Grass: Highly advanced
The relationships between predator and prey are very different on the open grassy plains. Grass may look to be a simple almost primitive plant, little more than leaves with roots. In fact, it is a highly advanced one, bearing tiny, unobtrusive flowers which rely not on insects to distribute their pollen but on wind. It produces horizontal stems running close to the surface or just below it. When fire sweeps across the plains, consuming the old dry leaves, the stems and the root stocks are unharmed and resprouts almost immediately. Grass leaves grow, not from the tip as do those of bushes and trees, but from the base.
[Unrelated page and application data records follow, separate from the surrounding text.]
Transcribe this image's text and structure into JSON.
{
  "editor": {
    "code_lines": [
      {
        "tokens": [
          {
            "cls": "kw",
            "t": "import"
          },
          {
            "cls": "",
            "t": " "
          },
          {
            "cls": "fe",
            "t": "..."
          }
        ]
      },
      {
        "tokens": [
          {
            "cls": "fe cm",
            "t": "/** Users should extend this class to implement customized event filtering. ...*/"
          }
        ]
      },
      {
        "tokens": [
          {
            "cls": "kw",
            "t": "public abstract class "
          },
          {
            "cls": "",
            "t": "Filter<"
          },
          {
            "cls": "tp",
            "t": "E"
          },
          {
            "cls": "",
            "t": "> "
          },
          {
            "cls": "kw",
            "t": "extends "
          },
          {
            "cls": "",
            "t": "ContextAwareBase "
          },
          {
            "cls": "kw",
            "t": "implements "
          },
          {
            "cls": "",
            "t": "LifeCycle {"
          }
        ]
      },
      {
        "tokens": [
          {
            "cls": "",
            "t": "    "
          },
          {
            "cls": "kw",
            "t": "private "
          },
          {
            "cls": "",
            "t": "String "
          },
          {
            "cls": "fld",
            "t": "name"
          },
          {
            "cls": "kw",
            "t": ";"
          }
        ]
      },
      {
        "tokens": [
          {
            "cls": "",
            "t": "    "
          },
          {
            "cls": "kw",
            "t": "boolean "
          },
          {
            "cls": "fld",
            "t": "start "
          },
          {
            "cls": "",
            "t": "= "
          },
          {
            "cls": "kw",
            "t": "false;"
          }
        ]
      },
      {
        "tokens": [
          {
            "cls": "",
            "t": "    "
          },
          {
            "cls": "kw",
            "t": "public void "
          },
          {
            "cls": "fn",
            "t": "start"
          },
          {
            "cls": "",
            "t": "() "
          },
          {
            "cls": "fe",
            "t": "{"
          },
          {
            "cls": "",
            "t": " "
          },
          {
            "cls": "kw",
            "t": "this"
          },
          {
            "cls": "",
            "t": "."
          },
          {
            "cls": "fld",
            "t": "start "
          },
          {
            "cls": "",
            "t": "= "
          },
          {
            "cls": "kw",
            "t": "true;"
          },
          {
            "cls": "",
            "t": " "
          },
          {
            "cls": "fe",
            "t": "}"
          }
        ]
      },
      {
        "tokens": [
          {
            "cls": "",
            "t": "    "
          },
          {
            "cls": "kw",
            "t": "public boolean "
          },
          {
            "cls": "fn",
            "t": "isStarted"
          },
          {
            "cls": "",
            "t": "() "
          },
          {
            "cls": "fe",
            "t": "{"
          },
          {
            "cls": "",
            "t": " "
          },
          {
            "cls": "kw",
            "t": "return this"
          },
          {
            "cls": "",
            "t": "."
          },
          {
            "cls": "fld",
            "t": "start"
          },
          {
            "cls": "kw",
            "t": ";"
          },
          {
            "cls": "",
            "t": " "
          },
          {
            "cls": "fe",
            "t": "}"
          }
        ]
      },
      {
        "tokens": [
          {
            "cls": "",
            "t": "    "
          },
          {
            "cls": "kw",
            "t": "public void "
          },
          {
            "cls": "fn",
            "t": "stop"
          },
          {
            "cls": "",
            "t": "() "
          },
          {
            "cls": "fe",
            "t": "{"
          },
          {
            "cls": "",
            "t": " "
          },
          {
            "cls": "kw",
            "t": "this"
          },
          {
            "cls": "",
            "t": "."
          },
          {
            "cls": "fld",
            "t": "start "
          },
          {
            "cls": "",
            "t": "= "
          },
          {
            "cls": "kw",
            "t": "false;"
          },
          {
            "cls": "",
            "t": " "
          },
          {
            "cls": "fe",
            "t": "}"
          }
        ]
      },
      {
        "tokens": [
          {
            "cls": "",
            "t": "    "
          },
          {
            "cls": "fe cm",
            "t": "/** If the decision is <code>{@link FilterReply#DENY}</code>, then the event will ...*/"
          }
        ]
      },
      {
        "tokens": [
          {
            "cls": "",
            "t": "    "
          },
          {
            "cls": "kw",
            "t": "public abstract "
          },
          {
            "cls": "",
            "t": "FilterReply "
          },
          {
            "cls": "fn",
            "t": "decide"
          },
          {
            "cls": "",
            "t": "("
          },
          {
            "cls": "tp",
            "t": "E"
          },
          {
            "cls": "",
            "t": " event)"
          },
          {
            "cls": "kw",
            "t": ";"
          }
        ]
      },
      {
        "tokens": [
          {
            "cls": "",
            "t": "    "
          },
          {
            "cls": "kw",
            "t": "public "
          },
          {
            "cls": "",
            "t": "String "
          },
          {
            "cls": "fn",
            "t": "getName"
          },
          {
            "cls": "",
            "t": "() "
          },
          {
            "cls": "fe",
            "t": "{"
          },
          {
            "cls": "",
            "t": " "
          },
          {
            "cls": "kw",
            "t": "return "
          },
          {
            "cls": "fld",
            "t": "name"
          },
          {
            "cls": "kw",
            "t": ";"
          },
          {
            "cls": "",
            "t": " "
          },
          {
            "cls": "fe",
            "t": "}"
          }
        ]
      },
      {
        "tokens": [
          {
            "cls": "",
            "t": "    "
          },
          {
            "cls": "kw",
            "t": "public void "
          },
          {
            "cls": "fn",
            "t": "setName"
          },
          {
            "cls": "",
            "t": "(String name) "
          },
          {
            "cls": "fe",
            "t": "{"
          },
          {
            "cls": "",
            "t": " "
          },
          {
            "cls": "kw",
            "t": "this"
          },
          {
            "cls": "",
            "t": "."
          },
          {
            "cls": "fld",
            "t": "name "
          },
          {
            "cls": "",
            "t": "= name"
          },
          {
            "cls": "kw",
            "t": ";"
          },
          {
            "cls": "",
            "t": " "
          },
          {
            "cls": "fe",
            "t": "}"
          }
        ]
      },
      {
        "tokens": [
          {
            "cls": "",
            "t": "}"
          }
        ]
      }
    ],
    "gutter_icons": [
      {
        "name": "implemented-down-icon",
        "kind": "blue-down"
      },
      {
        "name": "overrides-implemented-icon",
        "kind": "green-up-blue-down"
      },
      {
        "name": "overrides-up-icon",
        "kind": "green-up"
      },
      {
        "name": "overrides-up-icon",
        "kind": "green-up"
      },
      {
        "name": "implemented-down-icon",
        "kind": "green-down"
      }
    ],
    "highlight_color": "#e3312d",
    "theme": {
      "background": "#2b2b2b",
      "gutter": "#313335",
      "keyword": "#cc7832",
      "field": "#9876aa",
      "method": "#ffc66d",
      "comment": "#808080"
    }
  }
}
This is of benefit to the grazing animals for it means that even though the leaves have been cropped, they will continue to grow and new leaves will become available to be eaten.